Saturday, February 28, 2015

February 2015

For a short month we were really busy.  Sam is still playing basketball twice each week.  His physical condition has really improved and he's giving his teammates and trainers lots of opportunities to practice their English.

I'm still teaching English a couple of evenings a week.  Work is slow for Cam, so he comes along most nights and provides another voice in the classroom.  Nicole volunteers once each week in their pre-school room during English hour.  She also had an opportunity to teach English to a grade four class and a grade 7 class this month.  

Water, water everywhere.

Demolition complete.

Big news this month is the rebuilding of our retaining wall. They aren't finished yet, but the crew is making good progress. (see below)  All the cement for this project is being hand mixed on the ground in the lane and transported by wheel barrow.  All the rock is "recycled" from the old wall.  

There is a lot of work going on in our lane.  The neighbours two doors down are getting new sidewalk tiles and the neighbours on the other side of them are getting a new roof.  Both work crews arrive randomly and leave piles of debris.  

The roofers also appear to have acquired our watering hose (and broken) our hose reel.

February 24, Johanna flew back to Canada to go to work.  She filled her own big suitcase. I gave her my big suitcase and she could have easily filled another one.  We stayed overnight with her in Istanbul. I took her to the airport at 6 a.m. for her 8:10 a.m. flight.  

Istanbul traffic is legendary.  One reason is the huge number of transport trucks moving goods in and out of Europe.  The license plate from this truck says it's registered in Iran, you can see the yellow plate written in Arabic on the trailer door.  Sadly the license plate is less visible.

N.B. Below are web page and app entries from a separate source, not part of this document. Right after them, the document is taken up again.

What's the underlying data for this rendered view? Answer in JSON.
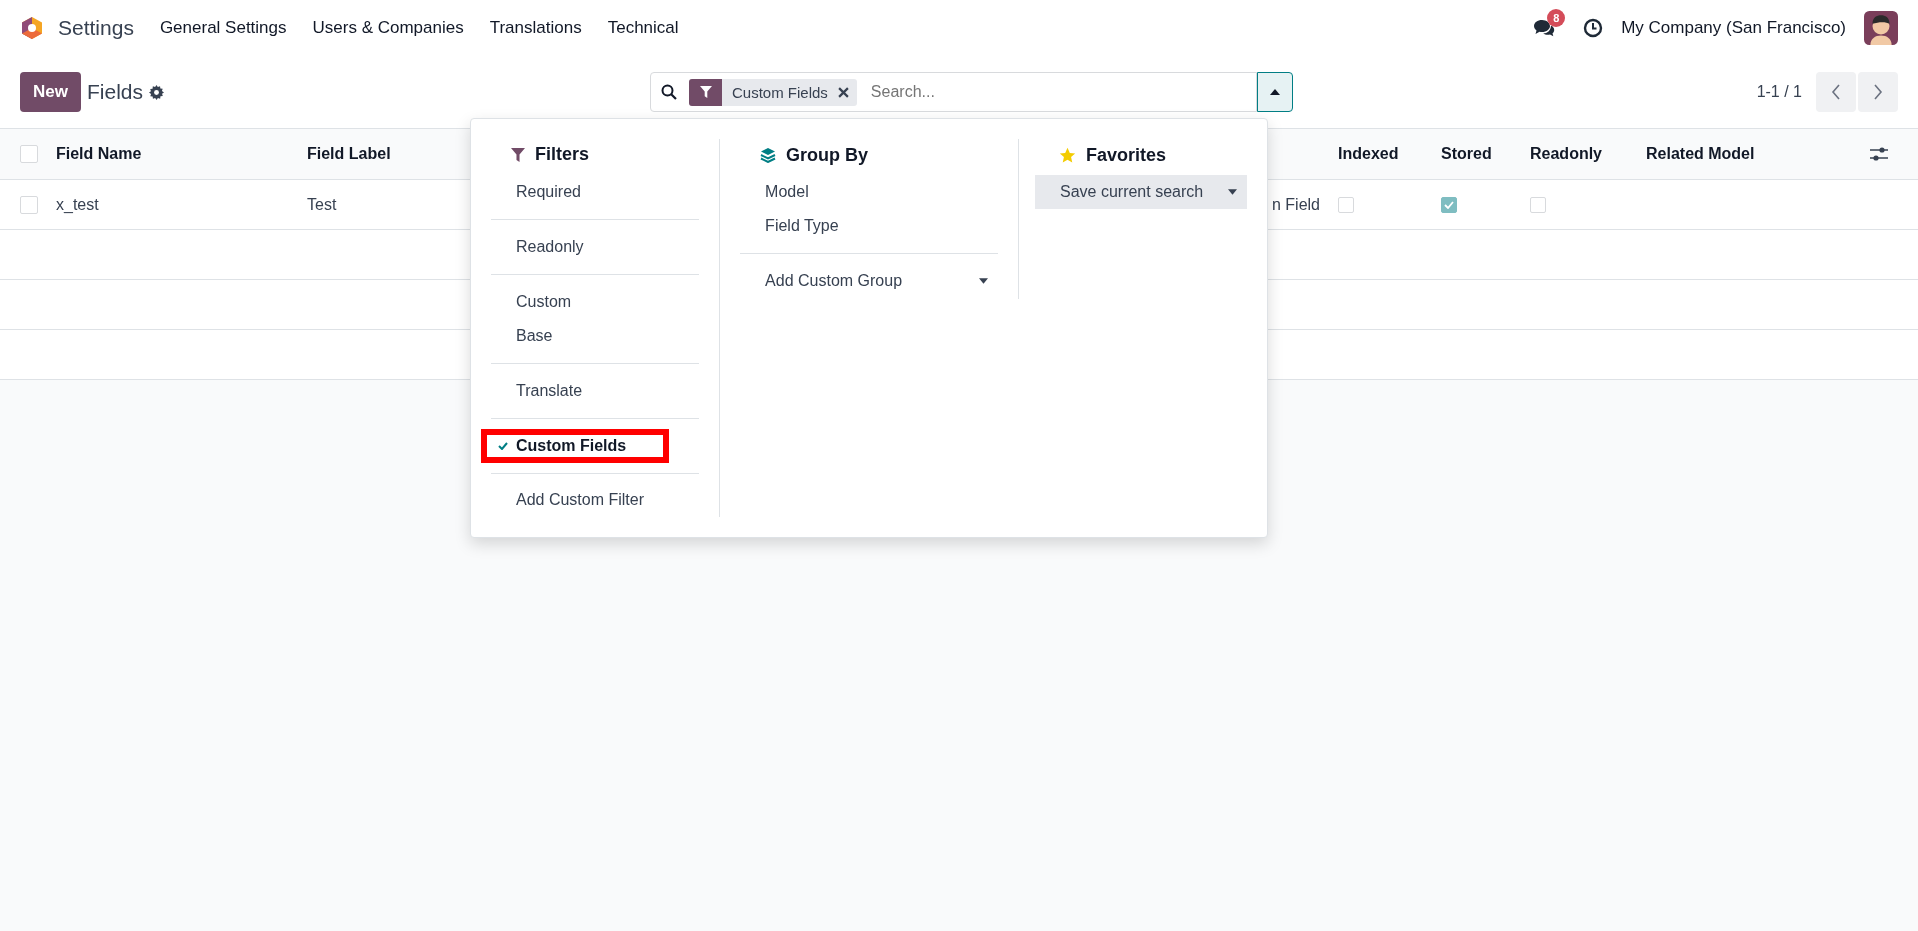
{
  "navbar": {
    "app": "Settings",
    "menu": [
      "General Settings",
      "Users & Companies",
      "Translations",
      "Technical"
    ],
    "messages_badge": "8",
    "company": "My Company (San Francisco)"
  },
  "control_panel": {
    "new_button": "New",
    "title": "Fields",
    "search": {
      "facet": "Custom Fields",
      "placeholder": "Search...",
      "expanded": true
    },
    "pager": "1-1 / 1"
  },
  "table": {
    "select_all": {
      "checked": false
    },
    "columns": [
      "Field Name",
      "Field Label",
      "Indexed",
      "Stored",
      "Readonly",
      "Related Model"
    ],
    "rows": [
      {
        "checked": false,
        "field_name": "x_test",
        "field_label": "Test",
        "column_3": "n Field",
        "indexed": false,
        "stored": true,
        "readonly": false
      }
    ]
  },
  "dropdown": {
    "filters": {
      "title": "Filters",
      "groups": [
        [
          {
            "label": "Required",
            "checked": false,
            "annotated": false
          }
        ],
        [
          {
            "label": "Readonly",
            "checked": false,
            "annotated": false
          }
        ],
        [
          {
            "label": "Custom",
            "checked": false,
            "annotated": false
          },
          {
            "label": "Base",
            "checked": false,
            "annotated": false
          }
        ],
        [
          {
            "label": "Translate",
            "checked": false,
            "annotated": false
          }
        ],
        [
          {
            "label": "Custom Fields",
            "checked": true,
            "annotated": true
          }
        ]
      ],
      "add_custom": "Add Custom Filter"
    },
    "group_by": {
      "title": "Group By",
      "items": [
        "Model",
        "Field Type"
      ],
      "add_custom": "Add Custom Group"
    },
    "favorites": {
      "title": "Favorites",
      "save": "Save current search"
    }
  }
}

On the way home from Istanbul, we stopped at the Florya Mall so we could get some bacon from the Macro Centre.  This little grocery store sells all the regular Turkish products, side by side with grocery products from home we don't see in our local Kipa (grocery).  Among other things we got some Cheerios, a bottle of HP, a container each of mint jelly, and horseradish and two packages of bacon. The prices are about what you'd expect for "imported" groceries.  We all enjoy Turkish food, but it's nice to have flavours which remind us of home.

We have a cast iron Dutch oven at home.  Cam has been "YouTube learning" so he can use it when we go camping this summer.  When we found one for sale at The Macro Centre, we couldn't resist.  

Saturday, February 14, 2015

When the Family Ride is a Motorcycle

This couple and their daughter are going home from the market on Valentime's Day.

He's got the groceries and the stroller carefully positioned on the handles of the bike and she's got the sleeping baby.

Friday, February 6, 2015

Snail mail - or another exercise in patience.....

One of the less straight forward aspects of Expat life is maintaining contact with people and hobbies back home.  Our family reads voraciously, but English reading material is hard to come by and is quite limited in variety.  We have a network the accumulates our snail mail and forwards it to us.  This is effective, but can be quite slow.  We are only now (Feb 6) reading our Christmas cards most of which were mailed in mid December.  Flyers and catalogs are typically expired before they get to us.

For example, a friend from Manitoba sent me copies of a couple books he'd written and had published as a Christmas present.  They were post marked in Lynn Lake MB Dec 18, 2014.  They arrived here in near perfect condition, but the books had had quite a journey. Lynn Lake MB to Wimborne AB via Canada Post, where they languished for a time, waiting on enough mail to accumulate to justify a mail dump, Greyhound to Cowtown where they languished a week waiting on a decision whether to have them and the other mail hand carried over by the next person bound this way, or sent via international courier, FedExed from Cowtown office to regional office in Ankara, Turkey, then forwarded by Yurtici Cargo (local courier) to Gellibolu. The local courier called me at 10:30 this morning. I was home with the package before 12:30.... Hmmm, I wonder if MapQuest can add up the distance?....

Well, MapQuest wasn't much help ( intercontinental distances and Turkish language defaults complicated that issue). SWAG will have to do...

Lynn Lake to Wimborne +/- 1100 km
Wimborne to Cowtown +/- 150 km
Cowtown to Ankara Turkey +/- 600 kph x 13 hrs = 7800 km
Ankara to Gellibolu +/- 700 km
Gellibolu to Saros 35 km

Total estimated distance 9785 km, or 6116 miles via pick up truck, car, bus, truck, train, and airplane. Of course, not including how KOO might have made the trek to the post office in Lynn Lake - like the antique Famous Black Cat for instance.....